The visual field of the smart-thinking classes is now so seeped in red whenever the American President speaks that there is not the least possibility any longer that they will faithfully report what he has said. They simply use it as another opportunity to promote their own caricature of him.

Gerard Baker, in today's

If you wanted an illustration of the chattering classes' myopia, you only had to listen to historian Michael Wood's analysis of the Iraq conflict on BBC1's politics show, This Week. Wood is one of the best talking heads on TV, and he seems a thoroughly good guy. All the more startling, then, to find that his take on Bush and the war was about as grown-up and sophisticated as an average chapter of Stupid White Men. As far as Wood was concerned, it was all one big superpower plot: the US had no intention of building democracy; oil provided the real motive. Michael Portillo very politely shot him down in flames during the studio discussion that followed. It was a revealing moment. Wood is typical of so many left-of-centre pundits. Rather than do anything as onerous as listening to what Bush has been saying for the past four years, they prefer simple-minded conspiracies. Depressing, really. By the way, Wood's new TV series is called In Search of Myths and Heroes. Very apt, I would say.
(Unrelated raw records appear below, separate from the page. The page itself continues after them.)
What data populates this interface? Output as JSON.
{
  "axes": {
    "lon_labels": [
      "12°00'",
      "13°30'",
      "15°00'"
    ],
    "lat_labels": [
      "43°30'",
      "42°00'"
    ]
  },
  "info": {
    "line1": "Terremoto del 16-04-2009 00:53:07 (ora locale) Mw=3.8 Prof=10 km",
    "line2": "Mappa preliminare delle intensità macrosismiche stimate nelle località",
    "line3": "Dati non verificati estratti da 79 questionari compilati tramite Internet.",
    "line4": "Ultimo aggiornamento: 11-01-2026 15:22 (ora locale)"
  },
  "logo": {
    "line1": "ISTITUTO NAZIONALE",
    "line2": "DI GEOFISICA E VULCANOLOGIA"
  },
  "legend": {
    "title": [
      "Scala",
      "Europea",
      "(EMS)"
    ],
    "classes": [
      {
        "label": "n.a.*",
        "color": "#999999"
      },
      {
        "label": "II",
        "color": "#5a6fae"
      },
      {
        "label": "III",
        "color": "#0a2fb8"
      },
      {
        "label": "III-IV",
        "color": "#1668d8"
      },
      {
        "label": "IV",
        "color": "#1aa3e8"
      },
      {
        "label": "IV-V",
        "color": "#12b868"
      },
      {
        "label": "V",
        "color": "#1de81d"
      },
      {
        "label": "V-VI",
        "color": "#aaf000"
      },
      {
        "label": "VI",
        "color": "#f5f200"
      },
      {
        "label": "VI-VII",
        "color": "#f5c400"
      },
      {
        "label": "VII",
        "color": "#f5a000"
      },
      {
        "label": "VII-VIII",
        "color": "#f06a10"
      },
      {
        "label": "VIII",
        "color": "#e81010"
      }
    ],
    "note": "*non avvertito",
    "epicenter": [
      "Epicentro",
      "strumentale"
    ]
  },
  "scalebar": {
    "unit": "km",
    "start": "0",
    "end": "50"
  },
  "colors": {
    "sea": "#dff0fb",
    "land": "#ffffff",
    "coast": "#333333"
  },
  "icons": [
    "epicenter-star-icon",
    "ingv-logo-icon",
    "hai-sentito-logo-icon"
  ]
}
|||Clive|||http://clivedavis.blogspot.com/2005/02/missing-point-again-visual-field-of.html|||2/04/2005 04:43:00 pm|||||||||